Certainly, a prevalent theme from my side of the desk over the past several months has been canine health and wellness. This is something inherent in CKC’s purpose, mission and strategic plans - and the discussions, commitment and actions on the subject lately have been very encouraging.
At the Annual General Meeting (AGM) in Winnipeg this past June, there was opportunity to exchange information and ideas, recognize long standing members of merit and generally celebrate the purebred dog fancy. David Trus of Agriculture and Agri-Food Canada attended the meetings to address the Board and Membership at the AGM. He brought background on the Animal Pedigree Act (APA) including CKC’s role as Canada’s largest purebred dog registry and the opportunities within. Some of the concepts challenged long-standing ideologies around the APA and breeding. While at times this was met with opposition, it has CKC considering its role and direction on the subject.
At the same time, Board member Dr. Paul Eckford attended the 4th International Dog Health Workshop along with representative from Kennel Clubs around the world, the science community and other interested parties. Dr. Eckford returned excited by the material and insights he brought back. It will inform plans for breed improvement and preservation such as those underway with the CKC Genetics and Medical Committee.

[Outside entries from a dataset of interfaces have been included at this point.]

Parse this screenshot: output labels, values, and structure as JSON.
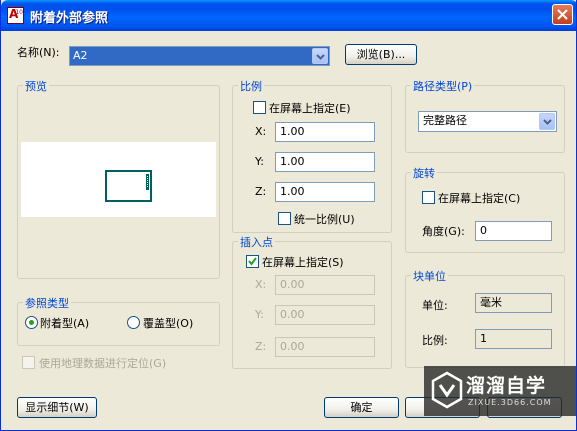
{
  "window": {
    "title": "附着外部参照",
    "icon_text": "A",
    "icon_subtext": "10",
    "close": "close"
  },
  "name_row": {
    "label": "名称(N):",
    "value": "A2",
    "browse": "浏览(B)..."
  },
  "preview": {
    "label": "预览"
  },
  "ref_type": {
    "label": "参照类型",
    "options": [
      "附着型(A)",
      "覆盖型(O)"
    ],
    "selected": "附着型(A)"
  },
  "geo": {
    "label": "使用地理数据进行定位(G)"
  },
  "scale": {
    "label": "比例",
    "on_screen": "在屏幕上指定(E)",
    "x_label": "X:",
    "x": "1.00",
    "y_label": "Y:",
    "y": "1.00",
    "z_label": "Z:",
    "z": "1.00",
    "uniform": "统一比例(U)"
  },
  "insert_point": {
    "label": "插入点",
    "on_screen": "在屏幕上指定(S)",
    "x_label": "X:",
    "x": "0.00",
    "y_label": "Y:",
    "y": "0.00",
    "z_label": "Z:",
    "z": "0.00"
  },
  "path_type": {
    "label": "路径类型(P)",
    "value": "完整路径"
  },
  "rotation": {
    "label": "旋转",
    "on_screen": "在屏幕上指定(C)",
    "angle_label": "角度(G):",
    "angle": "0"
  },
  "block_unit": {
    "label": "块单位",
    "unit_label": "单位:",
    "unit": "毫米",
    "ratio_label": "比例:",
    "ratio": "1"
  },
  "buttons": {
    "details": "显示细节(W)",
    "ok": "确定"
  },
  "watermark": {
    "text": "溜溜自学",
    "url": "ZIXUE.3D66.COM"
  },
  "colors": {
    "accent_label": "#0046d5",
    "title_bar": "#0054e3",
    "selection": "#316ac5",
    "preview_frame": "#006060"
  }
}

Recently, Board Chair, Joan Bennett and I had the privilege of attending the 2nd International Congress of Kennel Clubs hosted by the Swedish Kennel Club. Here we took the baton from the Dog Health Workshop to consider the concepts and recommendations put forth. This was done under a commitment to collaborate on like-minded goals. Examples include considering standard approaches to the use of DNA in breed registries.
Closer to home and our day-to-day practices, we are closely and carefully monitoring the information surfacing around the dog food options and their possible influence on disease.
Combined, these inputs on canine health and welfare create a very broad and complex environment to maneuver in. We recognize that CKC breeders and breed clubs will be a critical source of input, experience, and direction as our strategies evolve.
So it is timely that the CKC Board of Directors is embarking on a new Strategic Plan for the Club. Ideally and eventually this will include support for practical and consistent approaches to breed-specific health plans and meaningful DNA policies, as well as more proactive sharing of information and best practices that breeders across Canada can take advantage of.